### What the exercise asks
Copy the records below character for character.

### Data about app and page elements
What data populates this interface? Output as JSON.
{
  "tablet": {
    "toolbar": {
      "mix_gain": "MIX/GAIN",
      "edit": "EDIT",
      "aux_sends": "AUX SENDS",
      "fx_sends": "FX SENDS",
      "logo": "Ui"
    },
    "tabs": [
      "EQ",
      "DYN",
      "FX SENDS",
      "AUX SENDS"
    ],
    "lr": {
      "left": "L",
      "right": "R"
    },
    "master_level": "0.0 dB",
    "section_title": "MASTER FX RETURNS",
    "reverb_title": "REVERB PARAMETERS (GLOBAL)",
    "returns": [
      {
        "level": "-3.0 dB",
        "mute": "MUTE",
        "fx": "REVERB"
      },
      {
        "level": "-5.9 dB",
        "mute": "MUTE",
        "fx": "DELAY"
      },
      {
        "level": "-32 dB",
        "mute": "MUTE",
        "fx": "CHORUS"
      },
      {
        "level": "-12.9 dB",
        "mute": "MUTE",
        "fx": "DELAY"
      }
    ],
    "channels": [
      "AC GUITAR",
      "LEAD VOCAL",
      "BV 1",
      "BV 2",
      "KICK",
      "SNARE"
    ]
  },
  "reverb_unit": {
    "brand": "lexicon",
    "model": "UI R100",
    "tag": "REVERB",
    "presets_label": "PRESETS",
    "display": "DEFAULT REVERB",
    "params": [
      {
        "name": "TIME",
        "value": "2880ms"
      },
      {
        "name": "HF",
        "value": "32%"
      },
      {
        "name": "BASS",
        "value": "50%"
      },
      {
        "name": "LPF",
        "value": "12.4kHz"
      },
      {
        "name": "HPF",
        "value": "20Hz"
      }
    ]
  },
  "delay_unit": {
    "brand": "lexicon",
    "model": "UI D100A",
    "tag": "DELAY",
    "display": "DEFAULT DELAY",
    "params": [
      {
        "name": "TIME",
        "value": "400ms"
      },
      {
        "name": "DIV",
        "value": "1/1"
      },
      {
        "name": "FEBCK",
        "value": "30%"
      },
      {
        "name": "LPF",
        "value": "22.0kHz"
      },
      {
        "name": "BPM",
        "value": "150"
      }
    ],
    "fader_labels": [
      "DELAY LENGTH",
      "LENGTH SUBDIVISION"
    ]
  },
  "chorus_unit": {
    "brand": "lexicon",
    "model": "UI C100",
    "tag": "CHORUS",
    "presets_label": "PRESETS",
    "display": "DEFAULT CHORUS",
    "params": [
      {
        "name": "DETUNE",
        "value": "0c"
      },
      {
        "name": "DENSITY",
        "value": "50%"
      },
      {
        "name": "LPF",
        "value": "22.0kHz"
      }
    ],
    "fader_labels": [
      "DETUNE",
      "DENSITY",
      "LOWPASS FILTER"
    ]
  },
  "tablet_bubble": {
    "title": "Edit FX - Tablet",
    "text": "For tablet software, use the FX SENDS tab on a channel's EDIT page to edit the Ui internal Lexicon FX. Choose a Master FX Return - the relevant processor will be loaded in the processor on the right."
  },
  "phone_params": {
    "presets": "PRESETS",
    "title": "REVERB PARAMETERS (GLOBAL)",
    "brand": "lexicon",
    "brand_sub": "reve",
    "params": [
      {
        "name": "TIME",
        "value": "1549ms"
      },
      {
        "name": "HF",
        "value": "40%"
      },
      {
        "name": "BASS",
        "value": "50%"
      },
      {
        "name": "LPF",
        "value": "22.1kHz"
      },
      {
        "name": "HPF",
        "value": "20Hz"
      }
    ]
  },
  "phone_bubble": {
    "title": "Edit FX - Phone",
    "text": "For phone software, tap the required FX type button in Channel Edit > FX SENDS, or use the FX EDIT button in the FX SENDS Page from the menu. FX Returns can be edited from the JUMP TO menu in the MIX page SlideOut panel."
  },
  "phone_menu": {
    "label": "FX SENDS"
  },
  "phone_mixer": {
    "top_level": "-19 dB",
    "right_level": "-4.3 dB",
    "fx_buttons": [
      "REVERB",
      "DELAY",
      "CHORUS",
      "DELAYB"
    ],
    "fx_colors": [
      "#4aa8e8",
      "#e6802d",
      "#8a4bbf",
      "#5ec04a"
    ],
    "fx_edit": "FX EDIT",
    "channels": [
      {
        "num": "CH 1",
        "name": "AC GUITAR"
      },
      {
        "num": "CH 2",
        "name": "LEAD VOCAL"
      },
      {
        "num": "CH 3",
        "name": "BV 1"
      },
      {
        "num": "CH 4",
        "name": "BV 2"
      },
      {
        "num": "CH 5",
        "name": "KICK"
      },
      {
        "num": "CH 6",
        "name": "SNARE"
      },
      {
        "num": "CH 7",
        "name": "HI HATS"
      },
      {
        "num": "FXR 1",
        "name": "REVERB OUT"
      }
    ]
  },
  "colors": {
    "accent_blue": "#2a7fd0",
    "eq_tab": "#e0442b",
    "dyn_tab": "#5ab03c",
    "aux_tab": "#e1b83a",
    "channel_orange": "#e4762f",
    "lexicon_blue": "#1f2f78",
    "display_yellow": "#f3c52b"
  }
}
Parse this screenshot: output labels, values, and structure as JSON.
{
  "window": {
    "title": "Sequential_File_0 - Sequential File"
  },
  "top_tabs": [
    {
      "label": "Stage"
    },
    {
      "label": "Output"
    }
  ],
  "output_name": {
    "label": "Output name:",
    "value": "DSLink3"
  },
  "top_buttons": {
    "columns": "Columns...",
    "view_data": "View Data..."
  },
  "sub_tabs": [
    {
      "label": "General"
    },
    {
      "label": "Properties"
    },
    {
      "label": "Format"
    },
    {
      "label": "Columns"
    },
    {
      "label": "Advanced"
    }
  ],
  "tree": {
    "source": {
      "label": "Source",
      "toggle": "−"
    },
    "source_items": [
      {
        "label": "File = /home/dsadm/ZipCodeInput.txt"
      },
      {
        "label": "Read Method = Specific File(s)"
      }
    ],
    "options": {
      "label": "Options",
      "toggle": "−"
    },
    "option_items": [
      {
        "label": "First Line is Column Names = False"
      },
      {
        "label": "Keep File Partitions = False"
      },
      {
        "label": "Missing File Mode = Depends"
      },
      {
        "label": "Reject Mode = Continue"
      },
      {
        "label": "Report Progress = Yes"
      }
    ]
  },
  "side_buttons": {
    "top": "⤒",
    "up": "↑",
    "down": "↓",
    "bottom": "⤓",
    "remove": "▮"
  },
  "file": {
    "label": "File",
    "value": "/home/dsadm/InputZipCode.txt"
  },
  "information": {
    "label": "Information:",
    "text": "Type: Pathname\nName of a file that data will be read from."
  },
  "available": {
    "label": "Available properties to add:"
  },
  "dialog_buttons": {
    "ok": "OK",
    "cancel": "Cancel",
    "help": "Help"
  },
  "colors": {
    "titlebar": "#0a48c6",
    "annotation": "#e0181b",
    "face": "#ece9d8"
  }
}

### Result of this task
What data populates this interface? Output as JSON.
{
  "tablet": {
    "toolbar": {
      "mix_gain": "MIX/GAIN",
      "edit": "EDIT",
      "aux_sends": "AUX SENDS",
      "fx_sends": "FX SENDS",
      "logo": "Ui"
    },
    "tabs": [
      "EQ",
      "DYN",
      "FX SENDS",
      "AUX SENDS"
    ],
    "lr": {
      "left": "L",
      "right": "R"
    },
    "master_level": "0.0 dB",
    "section_title": "MASTER FX RETURNS",
    "reverb_title": "REVERB PARAMETERS (GLOBAL)",
    "returns": [
      {
        "level": "-3.0 dB",
        "mute": "MUTE",
        "fx": "REVERB"
      },
      {
        "level": "-5.9 dB",
        "mute": "MUTE",
        "fx": "DELAY"
      },
      {
        "level": "-32 dB",
        "mute": "MUTE",
        "fx": "CHORUS"
      },
      {
        "level": "-12.9 dB",
        "mute": "MUTE",
        "fx": "DELAY"
      }
    ],
    "channels": [
      "AC GUITAR",
      "LEAD VOCAL",
      "BV 1",
      "BV 2",
      "KICK",
      "SNARE"
    ]
  },
  "reverb_unit": {
    "brand": "lexicon",
    "model": "UI R100",
    "tag": "REVERB",
    "presets_label": "PRESETS",
    "display": "DEFAULT REVERB",
    "params": [
      {
        "name": "TIME",
        "value": "2880ms"
      },
      {
        "name": "HF",
        "value": "32%"
      },
      {
        "name": "BASS",
        "value": "50%"
      },
      {
        "name": "LPF",
        "value": "12.4kHz"
      },
      {
        "name": "HPF",
        "value": "20Hz"
      }
    ]
  },
  "delay_unit": {
    "brand": "lexicon",
    "model": "UI D100A",
    "tag": "DELAY",
    "display": "DEFAULT DELAY",
    "params": [
      {
        "name": "TIME",
        "value": "400ms"
      },
      {
        "name": "DIV",
        "value": "1/1"
      },
      {
        "name": "FEBCK",
        "value": "30%"
      },
      {
        "name": "LPF",
        "value": "22.0kHz"
      },
      {
        "name": "BPM",
        "value": "150"
      }
    ],
    "fader_labels": [
      "DELAY LENGTH",
      "LENGTH SUBDIVISION"
    ]
  },
  "chorus_unit": {
    "brand": "lexicon",
    "model": "UI C100",
    "tag": "CHORUS",
    "presets_label": "PRESETS",
    "display": "DEFAULT CHORUS",
    "params": [
      {
        "name": "DETUNE",
        "value": "0c"
      },
      {
        "name": "DENSITY",
        "value": "50%"
      },
      {
        "name": "LPF",
        "value": "22.0kHz"
      }
    ],
    "fader_labels": [
      "DETUNE",
      "DENSITY",
      "LOWPASS FILTER"
    ]
  },
  "tablet_bubble": {
    "title": "Edit FX - Tablet",
    "text": "For tablet software, use the FX SENDS tab on a channel's EDIT page to edit the Ui internal Lexicon FX. Choose a Master FX Return - the relevant processor will be loaded in the processor on the right."
  },
  "phone_params": {
    "presets": "PRESETS",
    "title": "REVERB PARAMETERS (GLOBAL)",
    "brand": "lexicon",
    "brand_sub": "reve",
    "params": [
      {
        "name": "TIME",
        "value": "1549ms"
      },
      {
        "name": "HF",
        "value": "40%"
      },
      {
        "name": "BASS",
        "value": "50%"
      },
      {
        "name": "LPF",
        "value": "22.1kHz"
      },
      {
        "name": "HPF",
        "value": "20Hz"
      }
    ]
  },
  "phone_bubble": {
    "title": "Edit FX - Phone",
    "text": "For phone software, tap the required FX type button in Channel Edit > FX SENDS, or use the FX EDIT button in the FX SENDS Page from the menu. FX Returns can be edited from the JUMP TO menu in the MIX page SlideOut panel."
  },
  "phone_menu": {
    "label": "FX SENDS"
  },
  "phone_mixer": {
    "top_level": "-19 dB",
    "right_level": "-4.3 dB",
    "fx_buttons": [
      "REVERB",
      "DELAY",
      "CHORUS",
      "DELAYB"
    ],
    "fx_colors": [
      "#4aa8e8",
      "#e6802d",
      "#8a4bbf",
      "#5ec04a"
    ],
    "fx_edit": "FX EDIT",
    "channels": [
      {
        "num": "CH 1",
        "name": "AC GUITAR"
      },
      {
        "num": "CH 2",
        "name": "LEAD VOCAL"
      },
      {
        "num": "CH 3",
        "name": "BV 1"
      },
      {
        "num": "CH 4",
        "name": "BV 2"
      },
      {
        "num": "CH 5",
        "name": "KICK"
      },
      {
        "num": "CH 6",
        "name": "SNARE"
      },
      {
        "num": "CH 7",
        "name": "HI HATS"
      },
      {
        "num": "FXR 1",
        "name": "REVERB OUT"
      }
    ]
  },
  "colors": {
    "accent_blue": "#2a7fd0",
    "eq_tab": "#e0442b",
    "dyn_tab": "#5ab03c",
    "aux_tab": "#e1b83a",
    "channel_orange": "#e4762f",
    "lexicon_blue": "#1f2f78",
    "display_yellow": "#f3c52b"
  }
}
Parse this screenshot: output labels, values, and structure as JSON.
{
  "window": {
    "title": "Sequential_File_0 - Sequential File"
  },
  "top_tabs": [
    {
      "label": "Stage"
    },
    {
      "label": "Output"
    }
  ],
  "output_name": {
    "label": "Output name:",
    "value": "DSLink3"
  },
  "top_buttons": {
    "columns": "Columns...",
    "view_data": "View Data..."
  },
  "sub_tabs": [
    {
      "label": "General"
    },
    {
      "label": "Properties"
    },
    {
      "label": "Format"
    },
    {
      "label": "Columns"
    },
    {
      "label": "Advanced"
    }
  ],
  "tree": {
    "source": {
      "label": "Source",
      "toggle": "−"
    },
    "source_items": [
      {
        "label": "File = /home/dsadm/ZipCodeInput.txt"
      },
      {
        "label": "Read Method = Specific File(s)"
      }
    ],
    "options": {
      "label": "Options",
      "toggle": "−"
    },
    "option_items": [
      {
        "label": "First Line is Column Names = False"
      },
      {
        "label": "Keep File Partitions = False"
      },
      {
        "label": "Missing File Mode = Depends"
      },
      {
        "label": "Reject Mode = Continue"
      },
      {
        "label": "Report Progress = Yes"
      }
    ]
  },
  "side_buttons": {
    "top": "⤒",
    "up": "↑",
    "down": "↓",
    "bottom": "⤓",
    "remove": "▮"
  },
  "file": {
    "label": "File",
    "value": "/home/dsadm/InputZipCode.txt"
  },
  "information": {
    "label": "Information:",
    "text": "Type: Pathname\nName of a file that data will be read from."
  },
  "available": {
    "label": "Available properties to add:"
  },
  "dialog_buttons": {
    "ok": "OK",
    "cancel": "Cancel",
    "help": "Help"
  },
  "colors": {
    "titlebar": "#0a48c6",
    "annotation": "#e0181b",
    "face": "#ece9d8"
  }
}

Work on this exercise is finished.